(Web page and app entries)

--------------------------------

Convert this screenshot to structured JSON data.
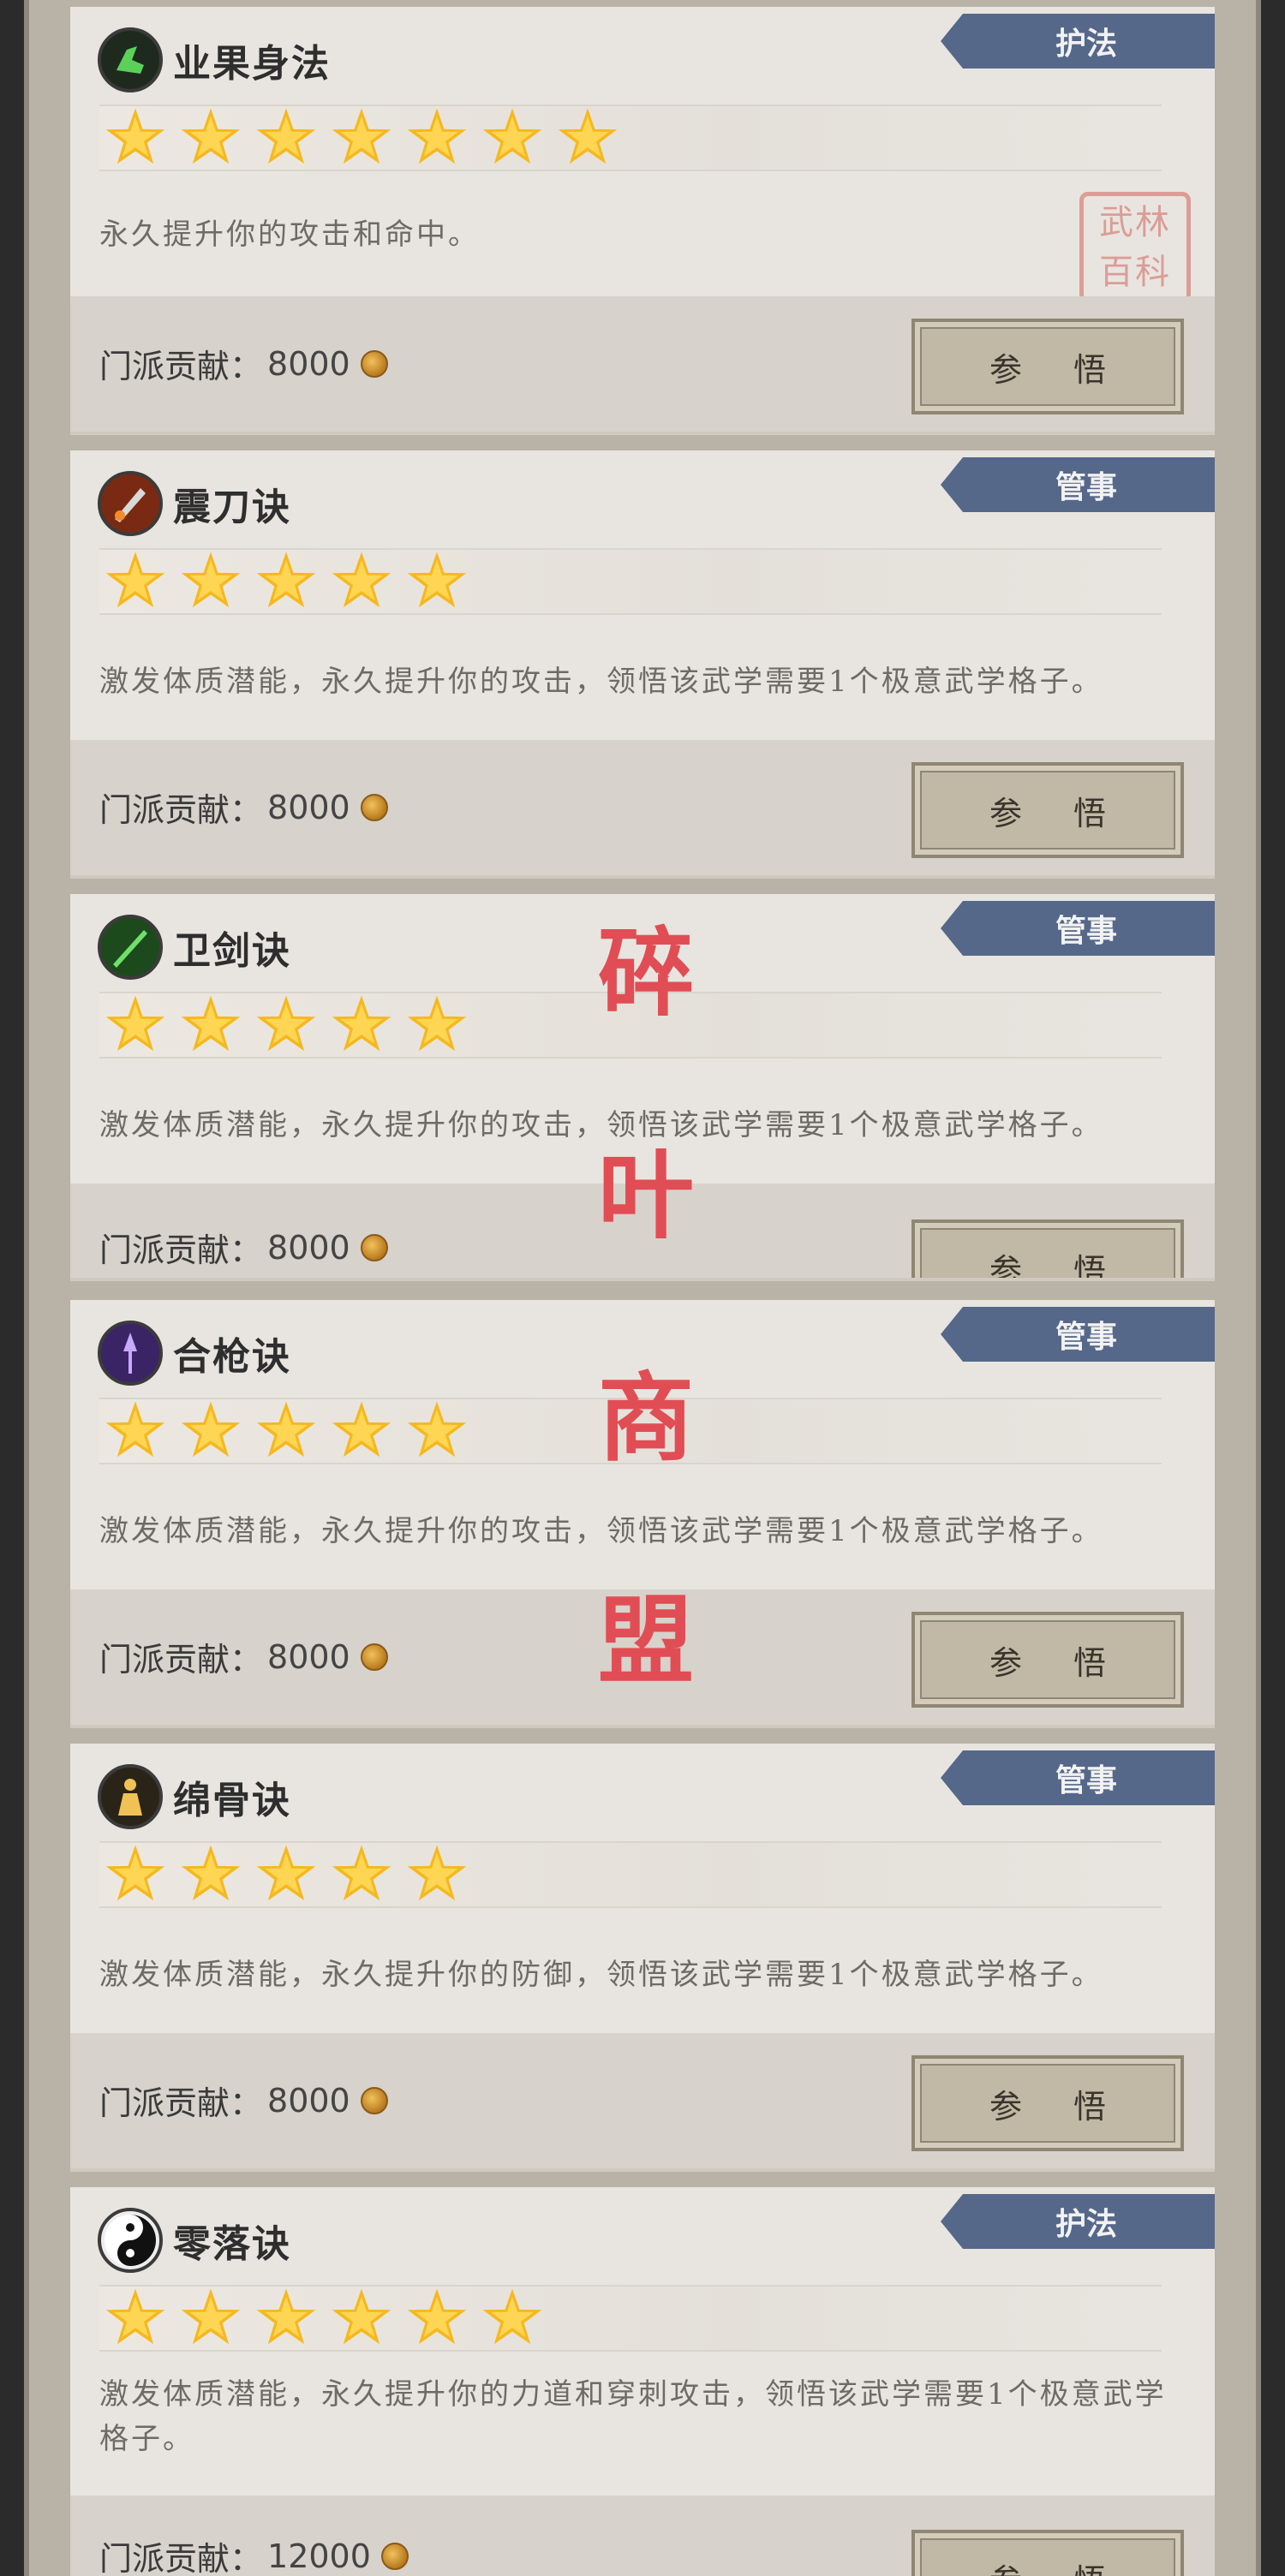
{
  "colors": {
    "tag": "#55688a",
    "star": "#f6b81e",
    "watermark": "#e14d54"
  },
  "cost_label": "门派贡献：",
  "learn_label": "参 悟",
  "cards": [
    {
      "tag": "护法",
      "name": "业果身法",
      "stars": 7,
      "icon": "green-boot-icon",
      "desc": "永久提升你的攻击和命中。",
      "cost": "8000",
      "seal": "武林百科"
    },
    {
      "tag": "管事",
      "name": "震刀诀",
      "stars": 5,
      "icon": "blade-icon",
      "desc": "激发体质潜能，永久提升你的攻击，领悟该武学需要1个极意武学格子。",
      "cost": "8000"
    },
    {
      "tag": "管事",
      "name": "卫剑诀",
      "stars": 5,
      "icon": "sword-icon",
      "desc": "激发体质潜能，永久提升你的攻击，领悟该武学需要1个极意武学格子。",
      "cost": "8000"
    },
    {
      "tag": "管事",
      "name": "合枪诀",
      "stars": 5,
      "icon": "spear-icon",
      "desc": "激发体质潜能，永久提升你的攻击，领悟该武学需要1个极意武学格子。",
      "cost": "8000"
    },
    {
      "tag": "管事",
      "name": "绵骨诀",
      "stars": 5,
      "icon": "monk-icon",
      "desc": "激发体质潜能，永久提升你的防御，领悟该武学需要1个极意武学格子。",
      "cost": "8000"
    },
    {
      "tag": "护法",
      "name": "零落诀",
      "stars": 6,
      "icon": "yin-yang-icon",
      "desc": "激发体质潜能，永久提升你的力道和穿刺攻击，领悟该武学需要1个极意武学格子。",
      "cost": "12000"
    }
  ],
  "watermark": [
    "碎",
    "叶",
    "商",
    "盟"
  ]
}
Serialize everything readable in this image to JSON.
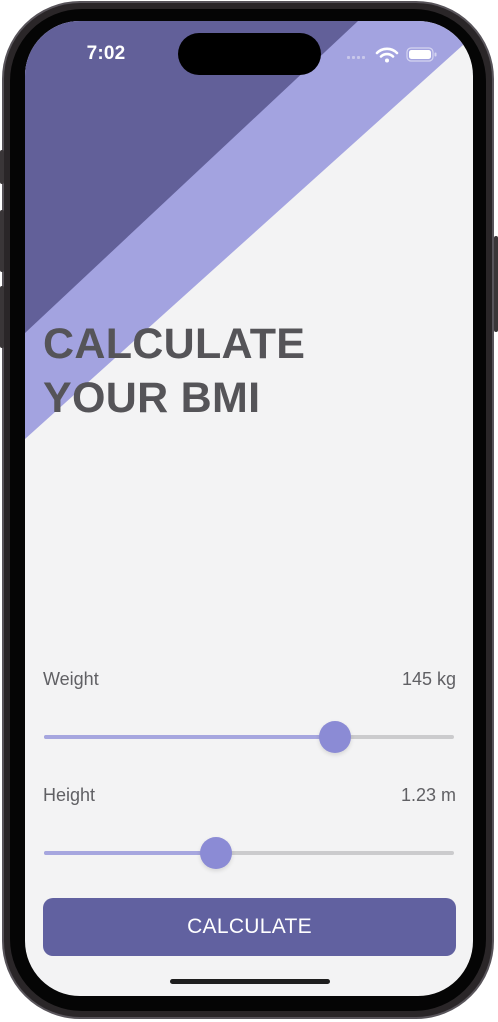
{
  "status_bar": {
    "time": "7:02",
    "icons": [
      "signal-icon",
      "wifi-icon",
      "battery-icon"
    ]
  },
  "header": {
    "title_line1": "CALCULATE",
    "title_line2": "YOUR BMI"
  },
  "weight": {
    "label": "Weight",
    "value": "145 kg",
    "slider_level": 0.71
  },
  "height": {
    "label": "Height",
    "value": "1.23 m",
    "slider_level": 0.42
  },
  "calculate_button": {
    "label": "CALCULATE"
  },
  "colors": {
    "primary": "#6161a0",
    "accent_light": "#a3a3e0",
    "slider_thumb": "#8b8bd5",
    "background": "#f3f3f4",
    "text": "#555458"
  }
}
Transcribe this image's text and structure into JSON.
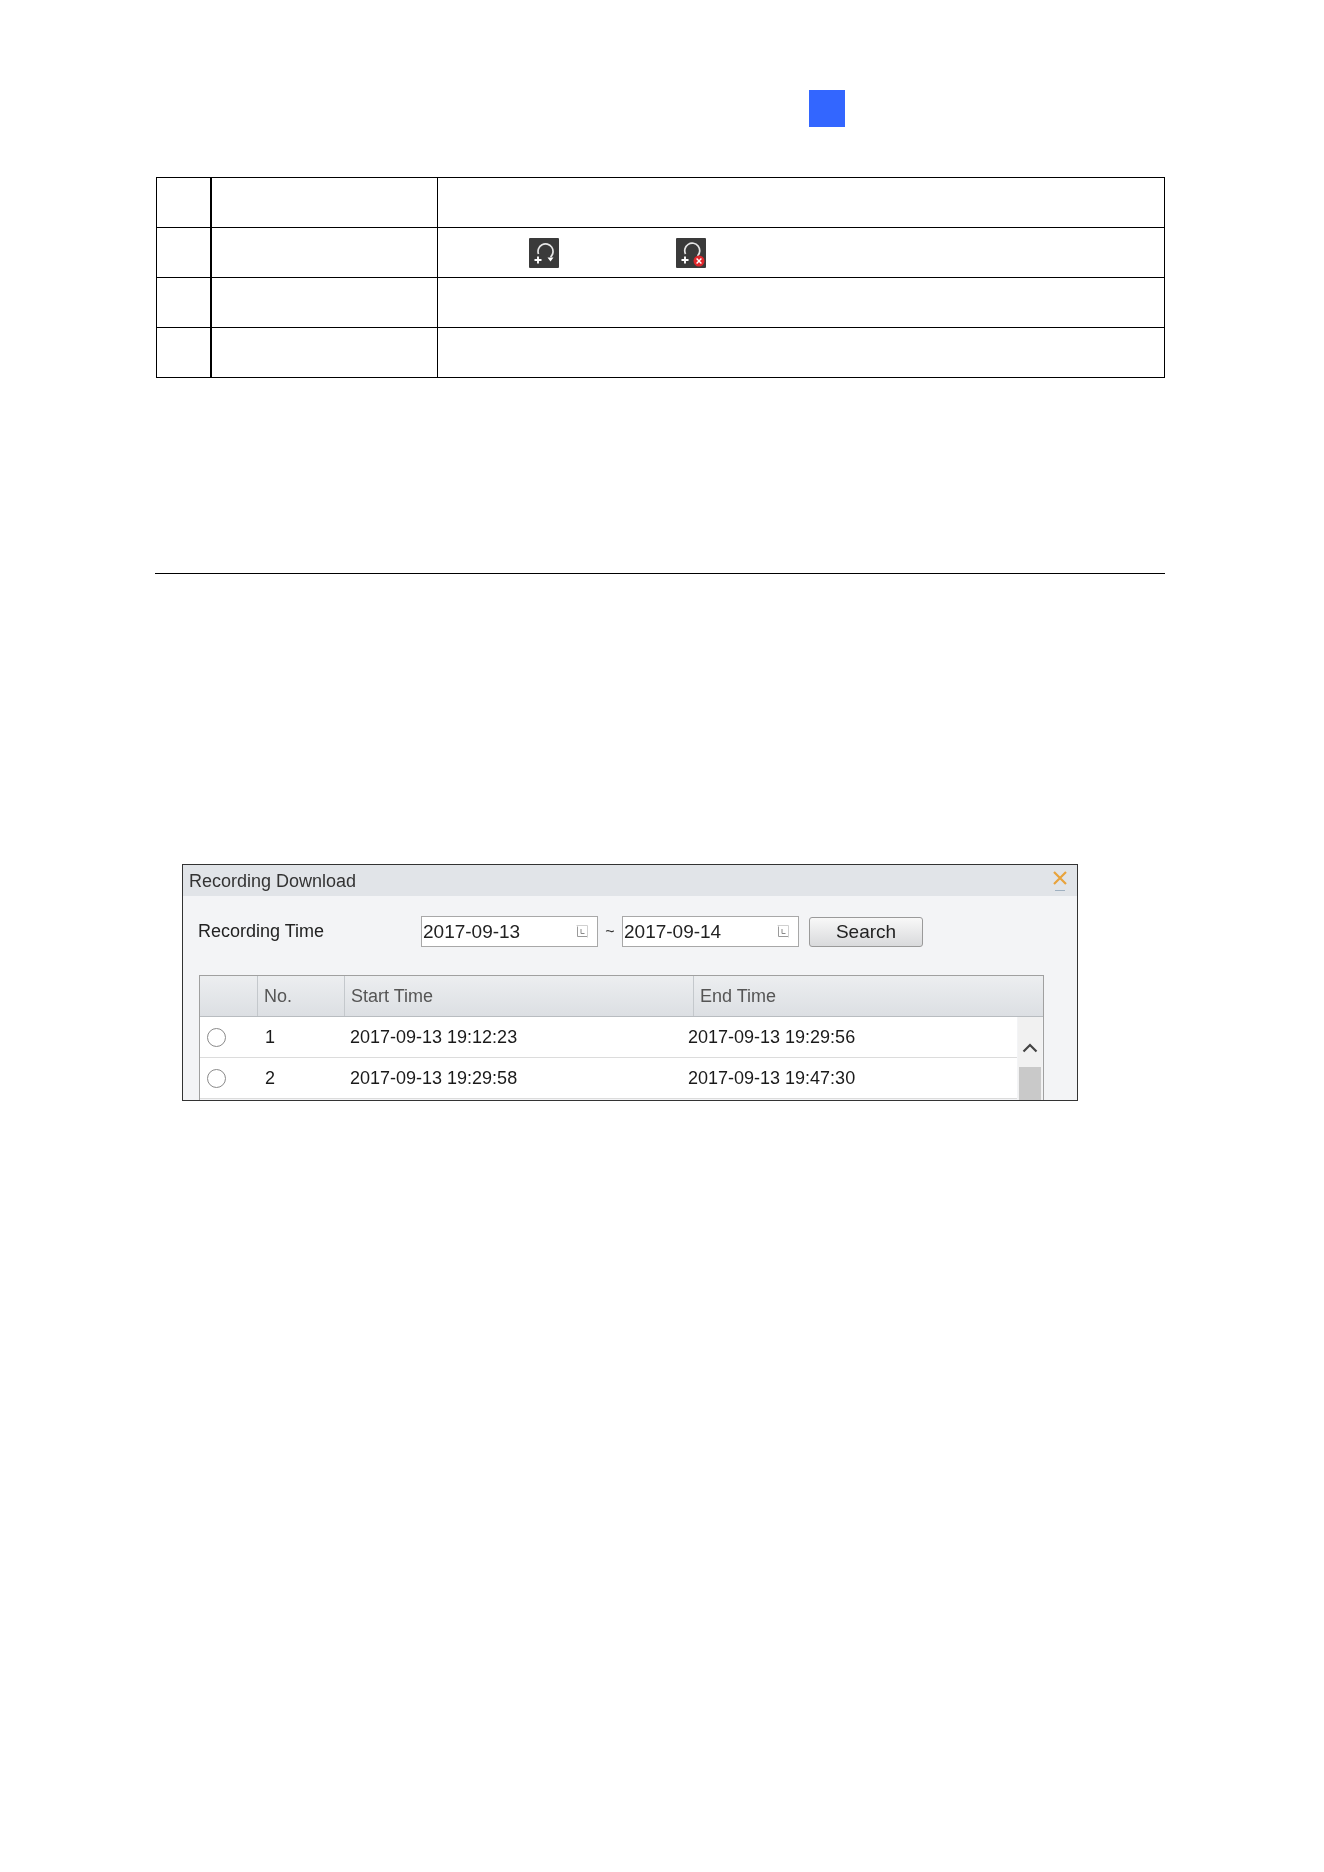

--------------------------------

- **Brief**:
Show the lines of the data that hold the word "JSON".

- **Written answer**:
Convert this screenshot to structured JSON data.
Serialize everything readable in this image to JSON.
Transcribe this image's text and structure into JSON.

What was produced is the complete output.